**TASK TO COMPLETE:**
Here the job is to copy the data exactly and to exclude every image from it.

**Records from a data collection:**
------
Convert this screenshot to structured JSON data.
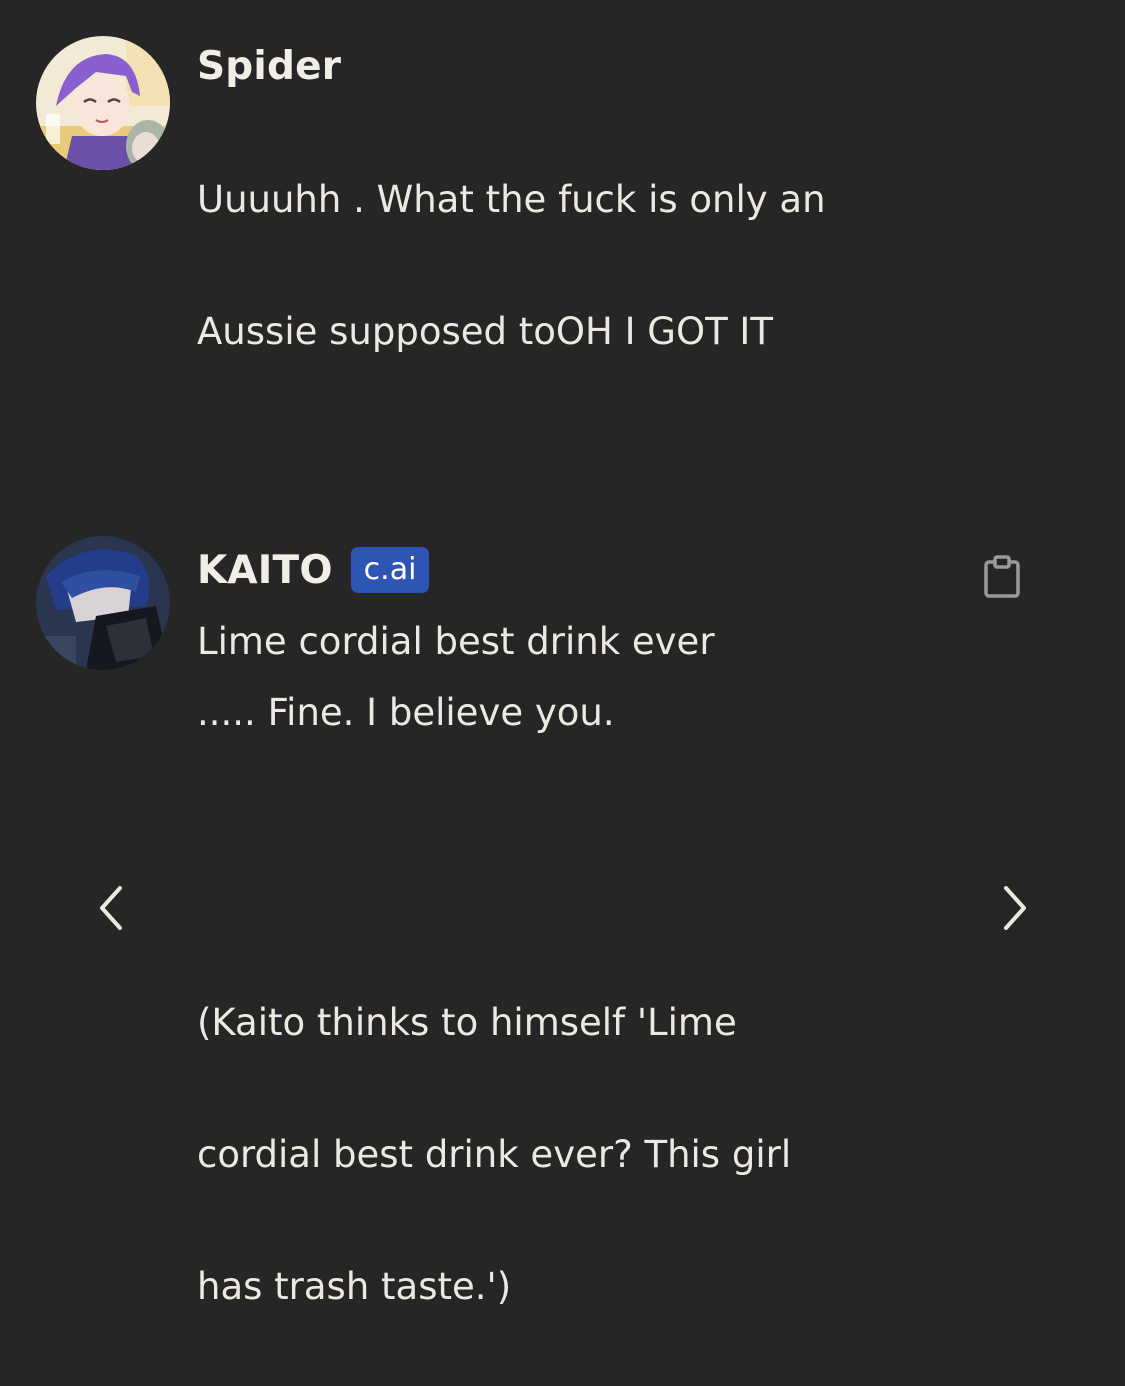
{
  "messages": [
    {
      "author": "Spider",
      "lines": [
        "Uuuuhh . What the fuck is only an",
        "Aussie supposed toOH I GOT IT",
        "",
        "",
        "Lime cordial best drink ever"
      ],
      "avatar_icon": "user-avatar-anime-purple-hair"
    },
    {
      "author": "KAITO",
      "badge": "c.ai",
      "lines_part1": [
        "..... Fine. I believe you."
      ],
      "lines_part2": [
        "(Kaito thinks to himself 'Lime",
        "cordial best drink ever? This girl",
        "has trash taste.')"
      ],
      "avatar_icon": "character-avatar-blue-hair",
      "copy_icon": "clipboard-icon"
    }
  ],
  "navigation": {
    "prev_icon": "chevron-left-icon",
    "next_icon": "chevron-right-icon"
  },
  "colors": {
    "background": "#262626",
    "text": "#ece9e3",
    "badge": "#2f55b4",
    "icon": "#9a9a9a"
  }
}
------
**COMPLETED EXERCISE:**
Convert this screenshot to structured JSON data.
{
  "messages": [
    {
      "author": "Spider",
      "lines": [
        "Uuuuhh . What the fuck is only an",
        "Aussie supposed toOH I GOT IT",
        "",
        "",
        "Lime cordial best drink ever"
      ],
      "avatar_icon": "user-avatar-anime-purple-hair"
    },
    {
      "author": "KAITO",
      "badge": "c.ai",
      "lines_part1": [
        "..... Fine. I believe you."
      ],
      "lines_part2": [
        "(Kaito thinks to himself 'Lime",
        "cordial best drink ever? This girl",
        "has trash taste.')"
      ],
      "avatar_icon": "character-avatar-blue-hair",
      "copy_icon": "clipboard-icon"
    }
  ],
  "navigation": {
    "prev_icon": "chevron-left-icon",
    "next_icon": "chevron-right-icon"
  },
  "colors": {
    "background": "#262626",
    "text": "#ece9e3",
    "badge": "#2f55b4",
    "icon": "#9a9a9a"
  }
}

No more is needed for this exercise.